Let $z \ne 0$ be a complex number with modulus $r$ and argument $\theta$.

Let $\sequence {z_n}$ be a sequence of nonzero complex numbers.

Let $r_n$ be the modulus of $z_n$ and $\theta_n$ be an argument of $z_n$.

Then $z_n$ converges to $z$ if and only if the following hold:

$(1): \quad r_n$ converges to $r$
$(2): \quad$ There exists a sequence $\sequence {k_n}$ of integers such that $\theta_n + 2 k_n \pi$ converges to $\theta$.

### Corollary

Let $\left\langle{z_n}\right\rangle$ be a sequence of nonzero complex numbers.

Let $z \ne 0$ be a complex number with modulus $r$ and argument $\theta$.

Let $I$ be a real interval of length at most $2 \pi$ that contains $\theta$.

Suppose $\theta$ is not an endpoint of $I$.

Suppose each $z_n$ admits an argument $\theta_n \in I$.

Let $r_n$ be the modulus of $z_n$.

Then $z_n$ converges to $z$ if and only if $r_n$ converges to $r$ and $\theta_n$ converges to $\theta$.

## Proof

Suppose $r_n \to r$ and $\theta_n + 2 k_n \pi \to \theta$.

We have, by Complex Modulus of Difference of Complex Numbers:

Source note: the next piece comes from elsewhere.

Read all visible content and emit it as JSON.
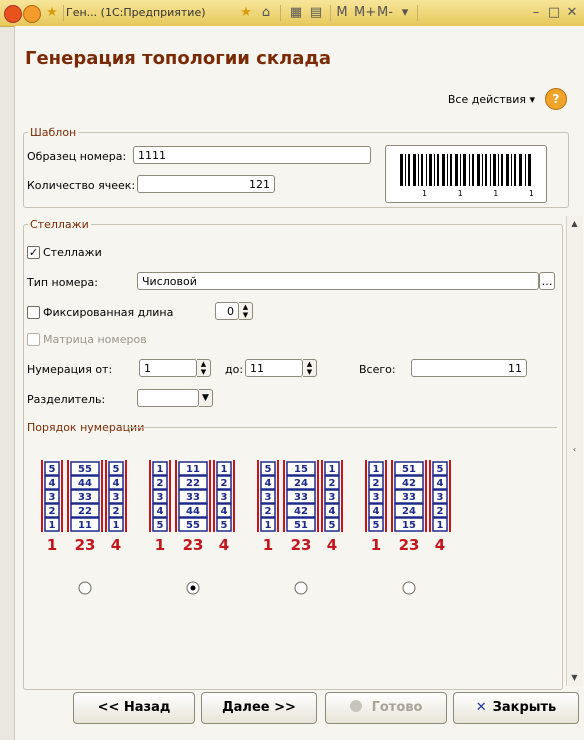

 $\ds \cmod {z_n - z}^2$ $=$ $\ds r_n^2 + r^2 - 2 r r_n \, \map \cos {\theta_n + 2 k_n \pi - \theta}$

Because Cosine Function is Continuous:

$\map \cos {\theta_n + 2 k_n \pi - \theta} \to 1$

It follows that:

$\cmod {z_n - z}^2 \to 0$

Conversely, suppose $z_n \to z$.

By Modulus of Limit, $r_n \to r$.

We have, by Complex Modulus of Difference of Complex Numbers:

 $\ds \map \cos {\theta_n - \theta}$ $=$ $\ds \frac {r_n^2 + r^2 - \cmod {z_n - z}^2} {2 r r_n} \to 1$

By Convergence of Cosine of Sequence, there exists a sequence $\sequence {k_n}$ of integers such that $\theta_n + 2 k_n \pi$ converges to $\theta$.

$\blacksquare$